Naked Eye Theatre
EXTENDED THROUGH DECEMBER 14TH!
Steppenwolf Upstairs Theatre
1650 N. Halsted
by Joan Holden
directed by Jeremy B Cohen
A New York Times Best Seller, the book has been translated into 10 languages across the globe. Joan Holden’s stage adaptation won Best Adaptation of 2002 from The LA Times, and previous productions of this play have garnered Best Show of the Year from LA Weekly, The Seattle Post-Intelligencer, and The LA Times. Additionally, in 2002 and 2003 the play has been featured in articles ranging from Time Magazine to The New York Times Magazine.
Joan Holden based the play on Barbara Ehrenreich's book, "Nickel and Dimed: On (Not) Getting by in America," in which journalist Ehrenreich shows how our middle-class lives are subsidized by the working poor. Ehrenreich went undercover for one month in three different cities to earn her board and food as a low-end worker. She experienced hands-on what millions of minimum and sub-minimum wage workers already know: it is simply not possible to feed and house yourself on $5.15 an hour, or even on $7.25 an hour. A self-conscious charm pervades Nickel and Dimed -- the play is funny and poignant, and I can guarantee that once you've seen it, you will view the working poor with new respect
Nickel and Dimed is a must-see for anyone who enjoys good theater and who cares about people. If one were to sum up the play in a word, it would have to be "options". It is a gripping study of how important that simple ability for choices can be, and how many who take options for granted have no idea of what life is like when there aren't any.

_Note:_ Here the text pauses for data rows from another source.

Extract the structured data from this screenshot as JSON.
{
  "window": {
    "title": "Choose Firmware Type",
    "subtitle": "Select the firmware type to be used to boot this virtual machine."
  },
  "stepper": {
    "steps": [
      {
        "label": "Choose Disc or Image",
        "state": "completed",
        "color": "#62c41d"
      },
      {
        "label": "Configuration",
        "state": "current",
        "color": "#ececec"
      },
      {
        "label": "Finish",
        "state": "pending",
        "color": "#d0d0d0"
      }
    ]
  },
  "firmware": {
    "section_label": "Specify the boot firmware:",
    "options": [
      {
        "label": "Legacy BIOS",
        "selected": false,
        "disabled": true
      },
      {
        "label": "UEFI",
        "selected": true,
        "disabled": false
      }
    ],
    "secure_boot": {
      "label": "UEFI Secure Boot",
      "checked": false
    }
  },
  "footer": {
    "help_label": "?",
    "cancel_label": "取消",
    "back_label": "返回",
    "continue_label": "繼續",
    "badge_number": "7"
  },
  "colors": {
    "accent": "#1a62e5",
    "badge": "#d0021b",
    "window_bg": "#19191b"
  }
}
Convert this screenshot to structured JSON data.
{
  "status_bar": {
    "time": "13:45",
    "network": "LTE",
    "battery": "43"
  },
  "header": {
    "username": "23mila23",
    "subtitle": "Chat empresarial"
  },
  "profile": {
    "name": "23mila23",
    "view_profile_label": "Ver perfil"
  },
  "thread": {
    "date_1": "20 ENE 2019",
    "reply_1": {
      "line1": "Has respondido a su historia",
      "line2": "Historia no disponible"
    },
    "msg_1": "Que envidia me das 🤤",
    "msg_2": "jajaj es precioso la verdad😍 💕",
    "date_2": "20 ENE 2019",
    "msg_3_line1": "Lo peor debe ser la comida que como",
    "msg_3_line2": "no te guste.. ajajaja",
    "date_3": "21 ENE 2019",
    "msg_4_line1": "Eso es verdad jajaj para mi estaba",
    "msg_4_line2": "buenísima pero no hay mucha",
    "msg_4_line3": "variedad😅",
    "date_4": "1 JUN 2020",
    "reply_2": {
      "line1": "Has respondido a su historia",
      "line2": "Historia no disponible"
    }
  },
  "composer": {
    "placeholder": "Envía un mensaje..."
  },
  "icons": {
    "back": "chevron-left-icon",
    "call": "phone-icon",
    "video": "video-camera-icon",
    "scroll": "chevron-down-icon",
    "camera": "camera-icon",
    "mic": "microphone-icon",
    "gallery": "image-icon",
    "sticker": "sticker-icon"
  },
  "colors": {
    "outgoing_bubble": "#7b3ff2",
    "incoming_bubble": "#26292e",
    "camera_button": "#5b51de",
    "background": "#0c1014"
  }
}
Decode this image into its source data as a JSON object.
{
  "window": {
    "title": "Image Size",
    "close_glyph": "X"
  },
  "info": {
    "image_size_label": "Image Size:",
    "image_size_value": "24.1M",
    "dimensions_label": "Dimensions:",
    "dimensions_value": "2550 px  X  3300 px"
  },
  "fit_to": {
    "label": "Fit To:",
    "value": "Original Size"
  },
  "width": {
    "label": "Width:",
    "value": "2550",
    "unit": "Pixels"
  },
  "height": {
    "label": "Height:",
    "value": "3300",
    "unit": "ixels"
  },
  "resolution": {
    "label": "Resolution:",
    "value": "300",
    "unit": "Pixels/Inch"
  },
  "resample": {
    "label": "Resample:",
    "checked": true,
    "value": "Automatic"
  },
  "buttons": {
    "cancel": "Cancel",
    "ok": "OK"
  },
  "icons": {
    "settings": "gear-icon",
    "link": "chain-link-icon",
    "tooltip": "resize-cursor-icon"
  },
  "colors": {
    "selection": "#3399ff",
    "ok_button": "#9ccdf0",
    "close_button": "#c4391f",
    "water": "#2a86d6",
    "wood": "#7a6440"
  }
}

There's a fine balance between moralizing and drama in a play of social criticism, and this play successfully leavens its message with humor and engaging characters...it will take you on an amazing, invigorating journey that you'll be talking about for a long time after.